I think we live in a lucky country, and I appreciate being given the freedom to vote, because there are so many countries who don't allow women or minority groups, or anyone at all, to vote.
But I have found it hard to differentiate between party policies when most of the media and advertising from both Labor and Liberal has been slagging off the opposition. I did like this profile on Julia Gillard by Mia Freedman last week.
It may be unAustralian of me not to know much about politics. I am proud to have a female PM. But other than that, I'm disinterested and uninformed.
The other day work friends and I had a coffee, and they were discussing the election. I honestly had nothing intelligent to contribute to the conversation, and I emphasised this by saying 'if all I'm worried about is the lack of picture on my hot chocolate froth, I clearly have no intellect regarding the election'. A friend of mine wrote on her Facebook that she is very excited to be able to vote for the first time today - this was a nice thing to see, I thought, despite my ignorance to it all.
It is very Australian of me, however, to be excited about sausage sizzles on election day.
I have a lot on today, so I chose to vote in the city on Thursday. My main concern about casting an early vote was whether I could still have a sausage today.
I put it to Twitter. @snagvotes said 'Yes. It's your democratic right! ;)'. @daisystreet said: Oh, absolutely! In fact, I think you should get *two sausages simply for being so organised. ;)
So today, after breakfast with the lovely Jentopia, belly dance and a spot of shopping, I went to my local primary school to get a sausage. I bypassed the queue to get my sausage. 'I've already voted, I'm just here for a sausage', I told the voters.

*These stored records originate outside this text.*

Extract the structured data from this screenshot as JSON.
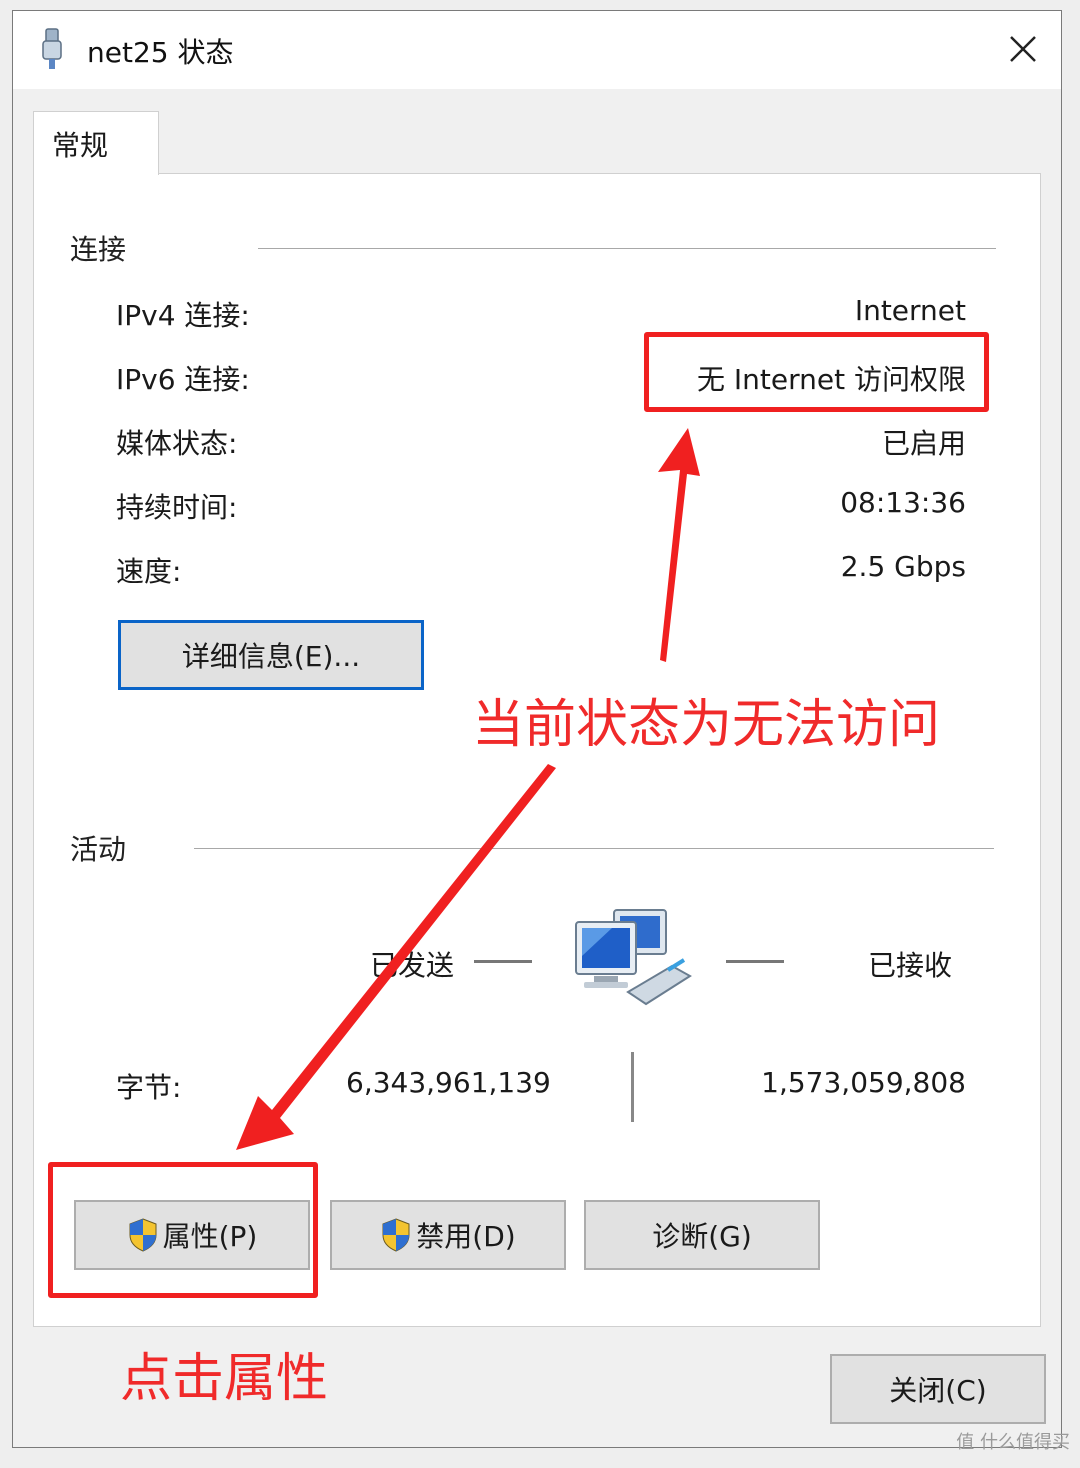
{
  "window": {
    "title": "net25 状态",
    "close_icon": "close-icon"
  },
  "tabs": [
    {
      "label": "常规"
    }
  ],
  "connection": {
    "section_title": "连接",
    "rows": [
      {
        "label": "IPv4 连接:",
        "value": "Internet"
      },
      {
        "label": "IPv6 连接:",
        "value": "无 Internet 访问权限"
      },
      {
        "label": "媒体状态:",
        "value": "已启用"
      },
      {
        "label": "持续时间:",
        "value": "08:13:36"
      },
      {
        "label": "速度:",
        "value": "2.5 Gbps"
      }
    ],
    "details_button": "详细信息(E)..."
  },
  "activity": {
    "section_title": "活动",
    "sent_label": "已发送",
    "received_label": "已接收",
    "bytes_label": "字节:",
    "bytes_sent": "6,343,961,139",
    "bytes_received": "1,573,059,808"
  },
  "buttons": {
    "properties": "属性(P)",
    "disable": "禁用(D)",
    "diagnose": "诊断(G)",
    "close": "关闭(C)"
  },
  "annotations": {
    "status_note": "当前状态为无法访问",
    "click_note": "点击属性",
    "color": "#f02020"
  },
  "watermark": "值 什么值得买"
}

Sausages were categorised by party leaders. Mr Abbott (or Mr Rabbit, as Gillard says) sausages were plain. It would have been great if they were rabbit sausages.